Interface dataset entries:
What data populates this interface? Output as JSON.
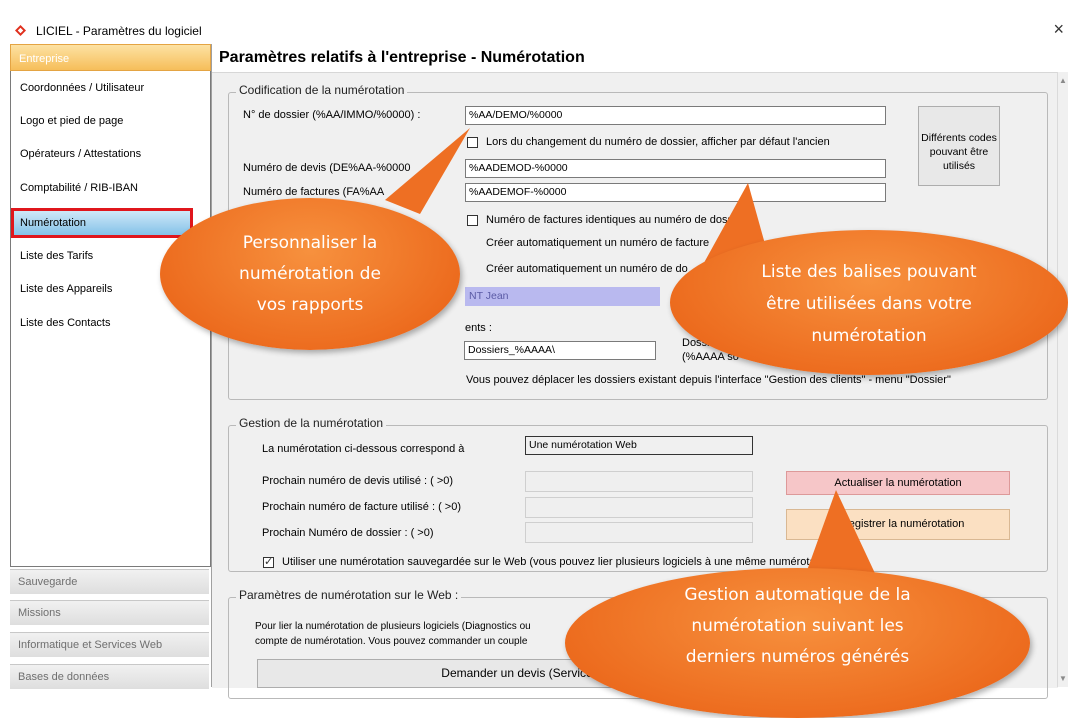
{
  "window": {
    "title": "LICIEL - Paramètres du logiciel",
    "close_glyph": "×"
  },
  "sidebar": {
    "header": "Entreprise",
    "items": [
      {
        "label": "Coordonnées / Utilisateur"
      },
      {
        "label": "Logo et pied de page"
      },
      {
        "label": "Opérateurs / Attestations"
      },
      {
        "label": "Comptabilité / RIB-IBAN"
      },
      {
        "label": "Numérotation",
        "selected": true
      },
      {
        "label": "Liste des Tarifs"
      },
      {
        "label": "Liste des Appareils"
      },
      {
        "label": "Liste des Contacts"
      }
    ],
    "groups": [
      "Sauvegarde",
      "Missions",
      "Informatique et Services Web",
      "Bases de données"
    ]
  },
  "main": {
    "title": "Paramètres relatifs à l'entreprise - Numérotation",
    "codification": {
      "legend": "Codification de la numérotation",
      "dossier_label": "N° de dossier (%AA/IMMO/%0000) :",
      "dossier_value": "%AA/DEMO/%0000",
      "change_checkbox": "Lors du changement du numéro de dossier, afficher par défaut l'ancien",
      "devis_label": "Numéro de devis (DE%AA-%0000",
      "devis_value": "%AADEMOD-%0000",
      "facture_label": "Numéro de factures (FA%AA",
      "facture_value": "%AADEMOF-%0000",
      "codes_button": "Différents codes pouvant être utilisés",
      "identiques_checkbox": "Numéro de factures identiques au numéro de dossier",
      "creer_facture_checkbox": "Créer automatiquement un numéro de facture",
      "creer_dossier_checkbox": "Créer automatiquement un numéro de do",
      "operator_value": "NT Jean",
      "documents_label": "ents :",
      "dossiers_value": "Dossiers_%AAAA\\",
      "dossier_hint_1": "Dossi",
      "dossier_hint_2": "(%AAAA so",
      "move_note": "Vous pouvez déplacer les dossiers existant depuis l'interface \"Gestion des clients\" - menu \"Dossier\""
    },
    "gestion": {
      "legend": "Gestion de la numérotation",
      "corresponds_label": "La numérotation ci-dessous correspond à",
      "corresponds_value": "Une numérotation Web",
      "next_devis_label": "Prochain numéro de devis utilisé :  ( >0)",
      "next_facture_label": "Prochain numéro de facture utilisé :  ( >0)",
      "next_dossier_label": "Prochain Numéro de dossier :  ( >0)",
      "refresh_button": "Actualiser la numérotation",
      "register_button": "Enregistrer la numérotation",
      "web_checkbox": "Utiliser une numérotation sauvegardée sur le Web (vous pouvez lier plusieurs logiciels à une même numérotation)"
    },
    "web": {
      "legend": "Paramètres de numérotation sur le Web :",
      "text_1": "Pour lier la numérotation de plusieurs logiciels (Diagnostics ou",
      "text_2": "compte de numérotation. Vous pouvez commander un couple",
      "devis_button": "Demander un devis (Service 24h/24"
    }
  },
  "callouts": [
    {
      "lines": [
        "Personnaliser la",
        "numérotation de",
        "vos rapports"
      ]
    },
    {
      "lines": [
        "Liste des balises pouvant",
        "être utilisées dans votre",
        "numérotation"
      ]
    },
    {
      "lines": [
        "Gestion automatique de la",
        "numérotation suivant les",
        "derniers numéros générés"
      ]
    }
  ],
  "colors": {
    "accent_orange": "#ee6f23",
    "sidebar_header": "#f6be5a",
    "selected_item": "#84c2e8",
    "selection_border": "#e0161c",
    "refresh_button": "#f6c6c8",
    "register_button": "#fbe0c2"
  }
}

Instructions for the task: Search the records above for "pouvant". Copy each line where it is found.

Answer box:
      "codes_button": "Différents codes pouvant être utilisés",
        "Liste des balises pouvant",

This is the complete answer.